> [YOUR TASK] For this exercise, repeat each entry exactly as written.

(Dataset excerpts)
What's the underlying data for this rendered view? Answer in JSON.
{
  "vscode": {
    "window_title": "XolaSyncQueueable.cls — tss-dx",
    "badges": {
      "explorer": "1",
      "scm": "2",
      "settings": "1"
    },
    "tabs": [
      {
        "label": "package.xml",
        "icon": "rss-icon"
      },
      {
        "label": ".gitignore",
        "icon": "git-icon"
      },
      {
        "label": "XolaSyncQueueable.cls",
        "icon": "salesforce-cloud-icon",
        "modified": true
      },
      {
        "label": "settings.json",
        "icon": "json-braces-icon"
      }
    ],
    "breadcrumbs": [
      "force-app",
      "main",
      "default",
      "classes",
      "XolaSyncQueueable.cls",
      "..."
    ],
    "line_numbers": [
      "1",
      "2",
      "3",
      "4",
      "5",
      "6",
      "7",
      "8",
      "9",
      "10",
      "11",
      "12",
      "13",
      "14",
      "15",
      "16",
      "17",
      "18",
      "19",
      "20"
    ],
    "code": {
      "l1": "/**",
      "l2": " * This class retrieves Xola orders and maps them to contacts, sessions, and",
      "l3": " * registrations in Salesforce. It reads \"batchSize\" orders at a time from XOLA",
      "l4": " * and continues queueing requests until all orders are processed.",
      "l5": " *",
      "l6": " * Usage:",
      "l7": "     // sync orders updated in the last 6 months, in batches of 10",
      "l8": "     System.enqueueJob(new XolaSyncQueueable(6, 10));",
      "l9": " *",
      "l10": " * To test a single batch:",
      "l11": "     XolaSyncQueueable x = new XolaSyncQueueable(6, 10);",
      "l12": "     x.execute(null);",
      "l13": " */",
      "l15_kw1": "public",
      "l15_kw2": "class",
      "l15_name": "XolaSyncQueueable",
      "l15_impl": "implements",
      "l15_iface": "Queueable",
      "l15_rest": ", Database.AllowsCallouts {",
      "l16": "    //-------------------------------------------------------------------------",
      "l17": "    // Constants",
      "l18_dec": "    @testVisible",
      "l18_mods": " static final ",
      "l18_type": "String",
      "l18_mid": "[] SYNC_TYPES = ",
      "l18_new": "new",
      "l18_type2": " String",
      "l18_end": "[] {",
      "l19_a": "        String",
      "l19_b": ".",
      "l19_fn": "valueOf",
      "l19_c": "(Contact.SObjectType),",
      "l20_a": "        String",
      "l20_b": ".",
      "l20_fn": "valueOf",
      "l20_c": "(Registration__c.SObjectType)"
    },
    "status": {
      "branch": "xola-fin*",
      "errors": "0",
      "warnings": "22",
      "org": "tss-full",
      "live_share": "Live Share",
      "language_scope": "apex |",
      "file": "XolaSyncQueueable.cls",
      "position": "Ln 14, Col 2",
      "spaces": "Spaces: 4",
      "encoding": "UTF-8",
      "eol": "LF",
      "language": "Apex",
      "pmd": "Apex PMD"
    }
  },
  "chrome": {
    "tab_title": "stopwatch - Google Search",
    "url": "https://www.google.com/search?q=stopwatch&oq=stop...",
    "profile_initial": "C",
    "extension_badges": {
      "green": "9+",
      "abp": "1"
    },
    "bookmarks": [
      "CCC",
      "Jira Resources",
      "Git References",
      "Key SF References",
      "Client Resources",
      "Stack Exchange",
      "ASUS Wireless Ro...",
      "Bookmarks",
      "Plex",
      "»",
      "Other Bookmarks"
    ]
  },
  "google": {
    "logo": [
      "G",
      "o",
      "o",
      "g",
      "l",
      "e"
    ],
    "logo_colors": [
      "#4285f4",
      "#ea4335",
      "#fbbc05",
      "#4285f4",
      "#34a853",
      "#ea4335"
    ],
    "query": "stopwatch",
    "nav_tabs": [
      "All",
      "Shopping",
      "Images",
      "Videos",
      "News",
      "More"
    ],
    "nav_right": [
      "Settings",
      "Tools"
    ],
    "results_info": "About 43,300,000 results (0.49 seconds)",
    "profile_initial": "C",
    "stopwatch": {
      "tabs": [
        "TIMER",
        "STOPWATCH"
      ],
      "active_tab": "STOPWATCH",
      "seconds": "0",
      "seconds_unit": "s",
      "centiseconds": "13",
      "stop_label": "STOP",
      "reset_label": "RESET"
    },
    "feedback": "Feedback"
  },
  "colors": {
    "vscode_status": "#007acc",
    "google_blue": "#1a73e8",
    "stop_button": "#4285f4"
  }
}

> [OUTPUT OF THE EXERCISE]
What's the underlying data for this rendered view? Answer in JSON.
{
  "vscode": {
    "window_title": "XolaSyncQueueable.cls — tss-dx",
    "badges": {
      "explorer": "1",
      "scm": "2",
      "settings": "1"
    },
    "tabs": [
      {
        "label": "package.xml",
        "icon": "rss-icon"
      },
      {
        "label": ".gitignore",
        "icon": "git-icon"
      },
      {
        "label": "XolaSyncQueueable.cls",
        "icon": "salesforce-cloud-icon",
        "modified": true
      },
      {
        "label": "settings.json",
        "icon": "json-braces-icon"
      }
    ],
    "breadcrumbs": [
      "force-app",
      "main",
      "default",
      "classes",
      "XolaSyncQueueable.cls",
      "..."
    ],
    "line_numbers": [
      "1",
      "2",
      "3",
      "4",
      "5",
      "6",
      "7",
      "8",
      "9",
      "10",
      "11",
      "12",
      "13",
      "14",
      "15",
      "16",
      "17",
      "18",
      "19",
      "20"
    ],
    "code": {
      "l1": "/**",
      "l2": " * This class retrieves Xola orders and maps them to contacts, sessions, and",
      "l3": " * registrations in Salesforce. It reads \"batchSize\" orders at a time from XOLA",
      "l4": " * and continues queueing requests until all orders are processed.",
      "l5": " *",
      "l6": " * Usage:",
      "l7": "     // sync orders updated in the last 6 months, in batches of 10",
      "l8": "     System.enqueueJob(new XolaSyncQueueable(6, 10));",
      "l9": " *",
      "l10": " * To test a single batch:",
      "l11": "     XolaSyncQueueable x = new XolaSyncQueueable(6, 10);",
      "l12": "     x.execute(null);",
      "l13": " */",
      "l15_kw1": "public",
      "l15_kw2": "class",
      "l15_name": "XolaSyncQueueable",
      "l15_impl": "implements",
      "l15_iface": "Queueable",
      "l15_rest": ", Database.AllowsCallouts {",
      "l16": "    //-------------------------------------------------------------------------",
      "l17": "    // Constants",
      "l18_dec": "    @testVisible",
      "l18_mods": " static final ",
      "l18_type": "String",
      "l18_mid": "[] SYNC_TYPES = ",
      "l18_new": "new",
      "l18_type2": " String",
      "l18_end": "[] {",
      "l19_a": "        String",
      "l19_b": ".",
      "l19_fn": "valueOf",
      "l19_c": "(Contact.SObjectType),",
      "l20_a": "        String",
      "l20_b": ".",
      "l20_fn": "valueOf",
      "l20_c": "(Registration__c.SObjectType)"
    },
    "status": {
      "branch": "xola-fin*",
      "errors": "0",
      "warnings": "22",
      "org": "tss-full",
      "live_share": "Live Share",
      "language_scope": "apex |",
      "file": "XolaSyncQueueable.cls",
      "position": "Ln 14, Col 2",
      "spaces": "Spaces: 4",
      "encoding": "UTF-8",
      "eol": "LF",
      "language": "Apex",
      "pmd": "Apex PMD"
    }
  },
  "chrome": {
    "tab_title": "stopwatch - Google Search",
    "url": "https://www.google.com/search?q=stopwatch&oq=stop...",
    "profile_initial": "C",
    "extension_badges": {
      "green": "9+",
      "abp": "1"
    },
    "bookmarks": [
      "CCC",
      "Jira Resources",
      "Git References",
      "Key SF References",
      "Client Resources",
      "Stack Exchange",
      "ASUS Wireless Ro...",
      "Bookmarks",
      "Plex",
      "»",
      "Other Bookmarks"
    ]
  },
  "google": {
    "logo": [
      "G",
      "o",
      "o",
      "g",
      "l",
      "e"
    ],
    "logo_colors": [
      "#4285f4",
      "#ea4335",
      "#fbbc05",
      "#4285f4",
      "#34a853",
      "#ea4335"
    ],
    "query": "stopwatch",
    "nav_tabs": [
      "All",
      "Shopping",
      "Images",
      "Videos",
      "News",
      "More"
    ],
    "nav_right": [
      "Settings",
      "Tools"
    ],
    "results_info": "About 43,300,000 results (0.49 seconds)",
    "profile_initial": "C",
    "stopwatch": {
      "tabs": [
        "TIMER",
        "STOPWATCH"
      ],
      "active_tab": "STOPWATCH",
      "seconds": "0",
      "seconds_unit": "s",
      "centiseconds": "13",
      "stop_label": "STOP",
      "reset_label": "RESET"
    },
    "feedback": "Feedback"
  },
  "colors": {
    "vscode_status": "#007acc",
    "google_blue": "#1a73e8",
    "stop_button": "#4285f4"
  }
}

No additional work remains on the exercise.